[Data about app and page elements]
= = =

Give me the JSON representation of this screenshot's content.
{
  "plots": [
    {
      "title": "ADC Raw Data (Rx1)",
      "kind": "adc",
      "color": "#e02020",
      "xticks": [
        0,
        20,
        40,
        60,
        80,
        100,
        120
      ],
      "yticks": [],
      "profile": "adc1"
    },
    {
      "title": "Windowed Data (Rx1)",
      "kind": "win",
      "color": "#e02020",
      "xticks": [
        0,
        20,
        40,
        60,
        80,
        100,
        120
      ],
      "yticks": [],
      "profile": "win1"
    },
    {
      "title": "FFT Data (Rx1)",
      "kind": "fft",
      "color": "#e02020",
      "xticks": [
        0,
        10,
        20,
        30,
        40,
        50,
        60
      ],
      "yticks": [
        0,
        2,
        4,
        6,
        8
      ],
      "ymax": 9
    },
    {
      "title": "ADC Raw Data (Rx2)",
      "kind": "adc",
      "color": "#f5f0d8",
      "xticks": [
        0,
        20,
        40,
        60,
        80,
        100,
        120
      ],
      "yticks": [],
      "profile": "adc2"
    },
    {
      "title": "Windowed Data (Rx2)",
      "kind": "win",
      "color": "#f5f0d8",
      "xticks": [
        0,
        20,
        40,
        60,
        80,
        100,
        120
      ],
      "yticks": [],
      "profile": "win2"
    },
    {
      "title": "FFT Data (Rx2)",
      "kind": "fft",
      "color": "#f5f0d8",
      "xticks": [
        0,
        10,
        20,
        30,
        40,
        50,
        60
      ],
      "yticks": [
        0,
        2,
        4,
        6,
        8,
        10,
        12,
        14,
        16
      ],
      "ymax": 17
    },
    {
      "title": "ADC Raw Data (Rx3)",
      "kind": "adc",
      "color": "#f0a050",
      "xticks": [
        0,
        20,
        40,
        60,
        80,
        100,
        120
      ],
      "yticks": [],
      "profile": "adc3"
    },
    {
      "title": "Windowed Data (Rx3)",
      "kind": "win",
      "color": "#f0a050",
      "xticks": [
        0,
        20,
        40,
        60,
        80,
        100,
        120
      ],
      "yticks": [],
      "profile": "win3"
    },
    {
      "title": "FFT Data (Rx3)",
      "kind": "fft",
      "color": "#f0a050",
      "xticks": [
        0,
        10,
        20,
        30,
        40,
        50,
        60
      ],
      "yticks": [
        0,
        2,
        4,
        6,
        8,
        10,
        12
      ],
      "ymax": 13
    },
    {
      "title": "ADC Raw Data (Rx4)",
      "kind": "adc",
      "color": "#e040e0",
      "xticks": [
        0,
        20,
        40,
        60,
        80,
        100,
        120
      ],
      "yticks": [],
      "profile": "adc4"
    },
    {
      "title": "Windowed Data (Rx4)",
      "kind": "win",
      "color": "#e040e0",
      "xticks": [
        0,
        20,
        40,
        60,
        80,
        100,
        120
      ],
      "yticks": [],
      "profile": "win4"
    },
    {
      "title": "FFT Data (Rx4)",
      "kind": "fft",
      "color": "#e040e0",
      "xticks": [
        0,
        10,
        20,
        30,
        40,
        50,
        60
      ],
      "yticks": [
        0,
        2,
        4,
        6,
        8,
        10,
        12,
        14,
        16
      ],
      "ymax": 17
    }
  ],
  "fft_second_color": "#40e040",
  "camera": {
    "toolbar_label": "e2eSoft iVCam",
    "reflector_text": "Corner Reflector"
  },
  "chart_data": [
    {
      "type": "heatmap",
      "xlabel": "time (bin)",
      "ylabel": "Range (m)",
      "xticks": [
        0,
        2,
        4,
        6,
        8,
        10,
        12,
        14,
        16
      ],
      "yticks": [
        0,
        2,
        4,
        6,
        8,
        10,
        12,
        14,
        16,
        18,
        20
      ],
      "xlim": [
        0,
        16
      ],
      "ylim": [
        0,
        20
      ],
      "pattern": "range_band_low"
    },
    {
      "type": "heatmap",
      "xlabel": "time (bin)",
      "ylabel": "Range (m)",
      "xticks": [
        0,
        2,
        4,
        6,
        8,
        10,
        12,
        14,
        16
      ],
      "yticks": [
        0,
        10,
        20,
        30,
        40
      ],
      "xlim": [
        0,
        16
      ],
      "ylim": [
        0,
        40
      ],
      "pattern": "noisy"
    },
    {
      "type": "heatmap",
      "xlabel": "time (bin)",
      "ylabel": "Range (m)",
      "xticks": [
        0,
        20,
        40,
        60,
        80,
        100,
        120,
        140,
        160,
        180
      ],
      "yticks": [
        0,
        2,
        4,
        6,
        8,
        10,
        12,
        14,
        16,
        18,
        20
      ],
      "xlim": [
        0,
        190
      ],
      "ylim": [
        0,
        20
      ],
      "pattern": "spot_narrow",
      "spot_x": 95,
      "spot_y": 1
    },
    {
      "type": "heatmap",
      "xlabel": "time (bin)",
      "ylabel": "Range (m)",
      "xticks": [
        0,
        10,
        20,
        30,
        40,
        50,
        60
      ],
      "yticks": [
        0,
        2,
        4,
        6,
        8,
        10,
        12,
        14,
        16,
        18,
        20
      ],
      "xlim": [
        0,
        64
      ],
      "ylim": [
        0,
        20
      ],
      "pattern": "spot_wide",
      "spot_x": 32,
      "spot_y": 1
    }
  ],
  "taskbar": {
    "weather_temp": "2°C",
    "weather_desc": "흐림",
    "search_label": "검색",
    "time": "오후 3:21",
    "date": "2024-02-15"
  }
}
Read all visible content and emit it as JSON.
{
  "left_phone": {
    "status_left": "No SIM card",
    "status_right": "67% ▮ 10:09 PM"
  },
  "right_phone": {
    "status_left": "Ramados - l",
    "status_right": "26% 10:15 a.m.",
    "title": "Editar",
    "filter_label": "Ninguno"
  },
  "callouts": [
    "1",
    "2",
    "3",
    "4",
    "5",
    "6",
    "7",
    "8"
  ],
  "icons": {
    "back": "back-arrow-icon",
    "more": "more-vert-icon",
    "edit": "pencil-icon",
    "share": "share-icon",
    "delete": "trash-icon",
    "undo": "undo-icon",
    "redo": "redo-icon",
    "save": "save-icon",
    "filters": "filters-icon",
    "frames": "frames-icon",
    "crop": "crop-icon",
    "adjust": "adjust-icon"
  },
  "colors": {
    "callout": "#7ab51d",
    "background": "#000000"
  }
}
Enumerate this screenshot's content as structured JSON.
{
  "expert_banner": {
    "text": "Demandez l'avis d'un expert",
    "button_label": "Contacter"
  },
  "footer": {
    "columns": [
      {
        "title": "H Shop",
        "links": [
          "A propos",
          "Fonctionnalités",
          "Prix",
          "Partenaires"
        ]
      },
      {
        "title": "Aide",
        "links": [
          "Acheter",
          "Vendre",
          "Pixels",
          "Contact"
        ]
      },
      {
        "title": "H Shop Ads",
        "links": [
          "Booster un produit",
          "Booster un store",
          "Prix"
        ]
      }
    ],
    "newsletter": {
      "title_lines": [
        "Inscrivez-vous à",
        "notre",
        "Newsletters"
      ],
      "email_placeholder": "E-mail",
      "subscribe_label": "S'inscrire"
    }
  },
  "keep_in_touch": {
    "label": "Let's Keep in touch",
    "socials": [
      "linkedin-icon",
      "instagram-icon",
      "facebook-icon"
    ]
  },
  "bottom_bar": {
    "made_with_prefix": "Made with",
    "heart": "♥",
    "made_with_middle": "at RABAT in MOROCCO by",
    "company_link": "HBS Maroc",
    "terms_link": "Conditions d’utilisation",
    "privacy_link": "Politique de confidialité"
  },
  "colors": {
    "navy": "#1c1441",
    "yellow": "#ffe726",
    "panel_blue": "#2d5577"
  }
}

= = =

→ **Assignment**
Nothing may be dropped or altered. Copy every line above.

→ **Answer to this exercise**
Give me the JSON representation of this screenshot's content.
{
  "plots": [
    {
      "title": "ADC Raw Data (Rx1)",
      "kind": "adc",
      "color": "#e02020",
      "xticks": [
        0,
        20,
        40,
        60,
        80,
        100,
        120
      ],
      "yticks": [],
      "profile": "adc1"
    },
    {
      "title": "Windowed Data (Rx1)",
      "kind": "win",
      "color": "#e02020",
      "xticks": [
        0,
        20,
        40,
        60,
        80,
        100,
        120
      ],
      "yticks": [],
      "profile": "win1"
    },
    {
      "title": "FFT Data (Rx1)",
      "kind": "fft",
      "color": "#e02020",
      "xticks": [
        0,
        10,
        20,
        30,
        40,
        50,
        60
      ],
      "yticks": [
        0,
        2,
        4,
        6,
        8
      ],
      "ymax": 9
    },
    {
      "title": "ADC Raw Data (Rx2)",
      "kind": "adc",
      "color": "#f5f0d8",
      "xticks": [
        0,
        20,
        40,
        60,
        80,
        100,
        120
      ],
      "yticks": [],
      "profile": "adc2"
    },
    {
      "title": "Windowed Data (Rx2)",
      "kind": "win",
      "color": "#f5f0d8",
      "xticks": [
        0,
        20,
        40,
        60,
        80,
        100,
        120
      ],
      "yticks": [],
      "profile": "win2"
    },
    {
      "title": "FFT Data (Rx2)",
      "kind": "fft",
      "color": "#f5f0d8",
      "xticks": [
        0,
        10,
        20,
        30,
        40,
        50,
        60
      ],
      "yticks": [
        0,
        2,
        4,
        6,
        8,
        10,
        12,
        14,
        16
      ],
      "ymax": 17
    },
    {
      "title": "ADC Raw Data (Rx3)",
      "kind": "adc",
      "color": "#f0a050",
      "xticks": [
        0,
        20,
        40,
        60,
        80,
        100,
        120
      ],
      "yticks": [],
      "profile": "adc3"
    },
    {
      "title": "Windowed Data (Rx3)",
      "kind": "win",
      "color": "#f0a050",
      "xticks": [
        0,
        20,
        40,
        60,
        80,
        100,
        120
      ],
      "yticks": [],
      "profile": "win3"
    },
    {
      "title": "FFT Data (Rx3)",
      "kind": "fft",
      "color": "#f0a050",
      "xticks": [
        0,
        10,
        20,
        30,
        40,
        50,
        60
      ],
      "yticks": [
        0,
        2,
        4,
        6,
        8,
        10,
        12
      ],
      "ymax": 13
    },
    {
      "title": "ADC Raw Data (Rx4)",
      "kind": "adc",
      "color": "#e040e0",
      "xticks": [
        0,
        20,
        40,
        60,
        80,
        100,
        120
      ],
      "yticks": [],
      "profile": "adc4"
    },
    {
      "title": "Windowed Data (Rx4)",
      "kind": "win",
      "color": "#e040e0",
      "xticks": [
        0,
        20,
        40,
        60,
        80,
        100,
        120
      ],
      "yticks": [],
      "profile": "win4"
    },
    {
      "title": "FFT Data (Rx4)",
      "kind": "fft",
      "color": "#e040e0",
      "xticks": [
        0,
        10,
        20,
        30,
        40,
        50,
        60
      ],
      "yticks": [
        0,
        2,
        4,
        6,
        8,
        10,
        12,
        14,
        16
      ],
      "ymax": 17
    }
  ],
  "fft_second_color": "#40e040",
  "camera": {
    "toolbar_label": "e2eSoft iVCam",
    "reflector_text": "Corner Reflector"
  },
  "chart_data": [
    {
      "type": "heatmap",
      "xlabel": "time (bin)",
      "ylabel": "Range (m)",
      "xticks": [
        0,
        2,
        4,
        6,
        8,
        10,
        12,
        14,
        16
      ],
      "yticks": [
        0,
        2,
        4,
        6,
        8,
        10,
        12,
        14,
        16,
        18,
        20
      ],
      "xlim": [
        0,
        16
      ],
      "ylim": [
        0,
        20
      ],
      "pattern": "range_band_low"
    },
    {
      "type": "heatmap",
      "xlabel": "time (bin)",
      "ylabel": "Range (m)",
      "xticks": [
        0,
        2,
        4,
        6,
        8,
        10,
        12,
        14,
        16
      ],
      "yticks": [
        0,
        10,
        20,
        30,
        40
      ],
      "xlim": [
        0,
        16
      ],
      "ylim": [
        0,
        40
      ],
      "pattern": "noisy"
    },
    {
      "type": "heatmap",
      "xlabel": "time (bin)",
      "ylabel": "Range (m)",
      "xticks": [
        0,
        20,
        40,
        60,
        80,
        100,
        120,
        140,
        160,
        180
      ],
      "yticks": [
        0,
        2,
        4,
        6,
        8,
        10,
        12,
        14,
        16,
        18,
        20
      ],
      "xlim": [
        0,
        190
      ],
      "ylim": [
        0,
        20
      ],
      "pattern": "spot_narrow",
      "spot_x": 95,
      "spot_y": 1
    },
    {
      "type": "heatmap",
      "xlabel": "time (bin)",
      "ylabel": "Range (m)",
      "xticks": [
        0,
        10,
        20,
        30,
        40,
        50,
        60
      ],
      "yticks": [
        0,
        2,
        4,
        6,
        8,
        10,
        12,
        14,
        16,
        18,
        20
      ],
      "xlim": [
        0,
        64
      ],
      "ylim": [
        0,
        20
      ],
      "pattern": "spot_wide",
      "spot_x": 32,
      "spot_y": 1
    }
  ],
  "taskbar": {
    "weather_temp": "2°C",
    "weather_desc": "흐림",
    "search_label": "검색",
    "time": "오후 3:21",
    "date": "2024-02-15"
  }
}
Read all visible content and emit it as JSON.
{
  "left_phone": {
    "status_left": "No SIM card",
    "status_right": "67% ▮ 10:09 PM"
  },
  "right_phone": {
    "status_left": "Ramados - l",
    "status_right": "26% 10:15 a.m.",
    "title": "Editar",
    "filter_label": "Ninguno"
  },
  "callouts": [
    "1",
    "2",
    "3",
    "4",
    "5",
    "6",
    "7",
    "8"
  ],
  "icons": {
    "back": "back-arrow-icon",
    "more": "more-vert-icon",
    "edit": "pencil-icon",
    "share": "share-icon",
    "delete": "trash-icon",
    "undo": "undo-icon",
    "redo": "redo-icon",
    "save": "save-icon",
    "filters": "filters-icon",
    "frames": "frames-icon",
    "crop": "crop-icon",
    "adjust": "adjust-icon"
  },
  "colors": {
    "callout": "#7ab51d",
    "background": "#000000"
  }
}
Enumerate this screenshot's content as structured JSON.
{
  "expert_banner": {
    "text": "Demandez l'avis d'un expert",
    "button_label": "Contacter"
  },
  "footer": {
    "columns": [
      {
        "title": "H Shop",
        "links": [
          "A propos",
          "Fonctionnalités",
          "Prix",
          "Partenaires"
        ]
      },
      {
        "title": "Aide",
        "links": [
          "Acheter",
          "Vendre",
          "Pixels",
          "Contact"
        ]
      },
      {
        "title": "H Shop Ads",
        "links": [
          "Booster un produit",
          "Booster un store",
          "Prix"
        ]
      }
    ],
    "newsletter": {
      "title_lines": [
        "Inscrivez-vous à",
        "notre",
        "Newsletters"
      ],
      "email_placeholder": "E-mail",
      "subscribe_label": "S'inscrire"
    }
  },
  "keep_in_touch": {
    "label": "Let's Keep in touch",
    "socials": [
      "linkedin-icon",
      "instagram-icon",
      "facebook-icon"
    ]
  },
  "bottom_bar": {
    "made_with_prefix": "Made with",
    "heart": "♥",
    "made_with_middle": "at RABAT in MOROCCO by",
    "company_link": "HBS Maroc",
    "terms_link": "Conditions d’utilisation",
    "privacy_link": "Politique de confidialité"
  },
  "colors": {
    "navy": "#1c1441",
    "yellow": "#ffe726",
    "panel_blue": "#2d5577"
  }
}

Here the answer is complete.